For every record below, write out an exact copy.

Stored entries:
+ + + + +
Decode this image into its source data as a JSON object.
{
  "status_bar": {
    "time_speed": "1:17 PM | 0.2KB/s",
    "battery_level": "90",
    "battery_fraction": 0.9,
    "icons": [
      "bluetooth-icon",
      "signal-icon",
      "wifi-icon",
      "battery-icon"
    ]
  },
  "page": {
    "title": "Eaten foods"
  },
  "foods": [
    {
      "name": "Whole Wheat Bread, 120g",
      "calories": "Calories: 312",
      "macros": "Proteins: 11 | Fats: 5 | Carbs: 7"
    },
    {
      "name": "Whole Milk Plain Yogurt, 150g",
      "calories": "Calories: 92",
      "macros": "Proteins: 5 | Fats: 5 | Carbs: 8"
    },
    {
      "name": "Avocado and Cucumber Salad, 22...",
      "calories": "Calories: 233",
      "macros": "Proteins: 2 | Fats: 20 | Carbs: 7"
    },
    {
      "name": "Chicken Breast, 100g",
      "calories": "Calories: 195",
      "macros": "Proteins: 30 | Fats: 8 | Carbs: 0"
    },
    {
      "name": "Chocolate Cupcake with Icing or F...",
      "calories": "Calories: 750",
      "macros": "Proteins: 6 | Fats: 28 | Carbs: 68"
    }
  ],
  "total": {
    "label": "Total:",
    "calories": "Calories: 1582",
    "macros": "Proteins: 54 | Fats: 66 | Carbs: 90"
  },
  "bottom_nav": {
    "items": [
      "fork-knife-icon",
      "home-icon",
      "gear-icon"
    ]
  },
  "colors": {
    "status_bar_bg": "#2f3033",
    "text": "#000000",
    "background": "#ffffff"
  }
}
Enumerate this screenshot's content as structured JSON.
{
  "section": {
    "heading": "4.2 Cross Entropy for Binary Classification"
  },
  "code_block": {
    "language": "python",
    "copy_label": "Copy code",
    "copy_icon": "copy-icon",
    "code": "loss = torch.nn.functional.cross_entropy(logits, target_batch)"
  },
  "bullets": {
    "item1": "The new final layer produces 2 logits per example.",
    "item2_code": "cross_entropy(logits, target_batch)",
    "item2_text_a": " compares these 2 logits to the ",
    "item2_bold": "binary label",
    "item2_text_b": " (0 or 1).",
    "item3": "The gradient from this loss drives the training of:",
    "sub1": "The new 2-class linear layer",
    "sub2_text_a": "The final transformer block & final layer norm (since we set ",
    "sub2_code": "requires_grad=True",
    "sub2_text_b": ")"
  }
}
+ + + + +
### ANSWER SECTION
Decode this image into its source data as a JSON object.
{
  "status_bar": {
    "time_speed": "1:17 PM | 0.2KB/s",
    "battery_level": "90",
    "battery_fraction": 0.9,
    "icons": [
      "bluetooth-icon",
      "signal-icon",
      "wifi-icon",
      "battery-icon"
    ]
  },
  "page": {
    "title": "Eaten foods"
  },
  "foods": [
    {
      "name": "Whole Wheat Bread, 120g",
      "calories": "Calories: 312",
      "macros": "Proteins: 11 | Fats: 5 | Carbs: 7"
    },
    {
      "name": "Whole Milk Plain Yogurt, 150g",
      "calories": "Calories: 92",
      "macros": "Proteins: 5 | Fats: 5 | Carbs: 8"
    },
    {
      "name": "Avocado and Cucumber Salad, 22...",
      "calories": "Calories: 233",
      "macros": "Proteins: 2 | Fats: 20 | Carbs: 7"
    },
    {
      "name": "Chicken Breast, 100g",
      "calories": "Calories: 195",
      "macros": "Proteins: 30 | Fats: 8 | Carbs: 0"
    },
    {
      "name": "Chocolate Cupcake with Icing or F...",
      "calories": "Calories: 750",
      "macros": "Proteins: 6 | Fats: 28 | Carbs: 68"
    }
  ],
  "total": {
    "label": "Total:",
    "calories": "Calories: 1582",
    "macros": "Proteins: 54 | Fats: 66 | Carbs: 90"
  },
  "bottom_nav": {
    "items": [
      "fork-knife-icon",
      "home-icon",
      "gear-icon"
    ]
  },
  "colors": {
    "status_bar_bg": "#2f3033",
    "text": "#000000",
    "background": "#ffffff"
  }
}
Enumerate this screenshot's content as structured JSON.
{
  "section": {
    "heading": "4.2 Cross Entropy for Binary Classification"
  },
  "code_block": {
    "language": "python",
    "copy_label": "Copy code",
    "copy_icon": "copy-icon",
    "code": "loss = torch.nn.functional.cross_entropy(logits, target_batch)"
  },
  "bullets": {
    "item1": "The new final layer produces 2 logits per example.",
    "item2_code": "cross_entropy(logits, target_batch)",
    "item2_text_a": " compares these 2 logits to the ",
    "item2_bold": "binary label",
    "item2_text_b": " (0 or 1).",
    "item3": "The gradient from this loss drives the training of:",
    "sub1": "The new 2-class linear layer",
    "sub2_text_a": "The final transformer block & final layer norm (since we set ",
    "sub2_code": "requires_grad=True",
    "sub2_text_b": ")"
  }
}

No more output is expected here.